1.235, 517-18. John Mackinnon Robertson, The Saxon and the Celt: A Study in Sociology, (London: University Press, Limited, 1897), pp. 197, 199. BL 8155.eee.4
Extracts from John Mackinnon Robertson, The Saxon and the Celt (1897).
In his chapter ‘Mommsen and Richey on Gauls and Irish’, Robertson analyses a passage from Professor Richey’s Lectures on the History of Ireland (1869), which includes Richey’s reflections on Irish ‘discontinuity of thought’. Unlike Stephen, who practises a Parnellite self-control at 1.215-26, for example, Mulligan appears to dramatize his own subjectivity precisely in terms of this stereotype:
As contrasted with the Teuton, the Celt possesses a peculiar susceptibility of emotion, and a peculiar rapidity of perception, so much that it may be almost said that an idea has passed away from the mind of a Celt before a Saxon begins to understand it at all. But this has an unfortunate result in practice, because it too often amounts to an incapacity of holding an idea for a long period…. The Celt conceives ideas rapidly and clearly, but forgets them as easily.
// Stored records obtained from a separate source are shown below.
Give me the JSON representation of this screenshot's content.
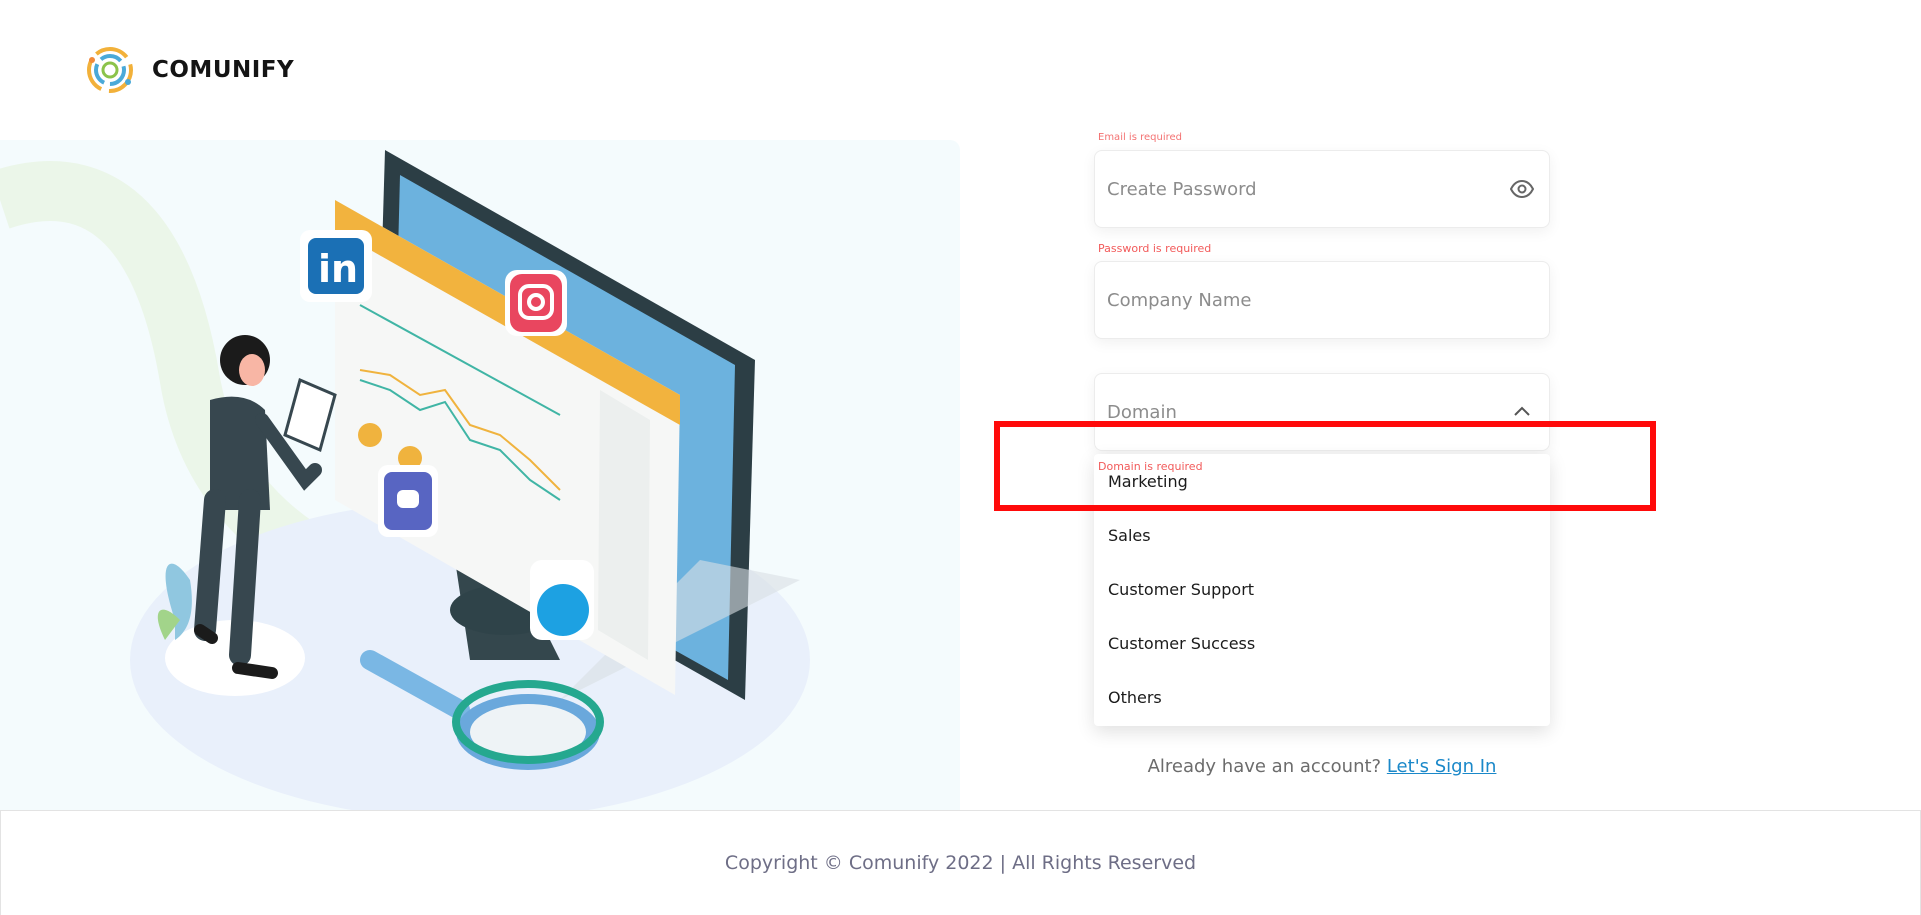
{
  "brand": {
    "name": "COMUNIFY"
  },
  "form": {
    "cut_error": "Email is required",
    "password": {
      "placeholder": "Create Password",
      "error": "Password is required"
    },
    "company": {
      "placeholder": "Company Name"
    },
    "domain": {
      "placeholder": "Domain",
      "error": "Domain is required",
      "options": [
        "Marketing",
        "Sales",
        "Customer Support",
        "Customer Success",
        "Others"
      ]
    }
  },
  "signin": {
    "prompt": "Already have an account?",
    "link": "Let's Sign In"
  },
  "footer": {
    "copyright": "Copyright © Comunify 2022 | All Rights Reserved"
  },
  "colors": {
    "error": "#f25a5a",
    "link": "#1a88c9",
    "highlight": "#ff0a0a"
  }
}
He is brilliant, but not persevering; his thoughts are vivid but not enduring.
Mr Richey was here, doubtless, contrasting the Irish peasant class, as he knew it, with either the English peasant class or the English educated classes. He seems to have confused vivacity and mobility of temperament with disconnectedness of thought. The latter defect is common to the majority of mankind, and goes as often with temperamental slowness as with temperamental quickness. It is probably true that the people of Ireland and of France are as a rule more vivacious than the people of England. The cause for such differences is to be looked for in (1) influences of climate and beverages, and (2) influences of political events, including massacres and rebellions, on the nervous system of a race; such effects being probably heritable, Weismann notwithstanding.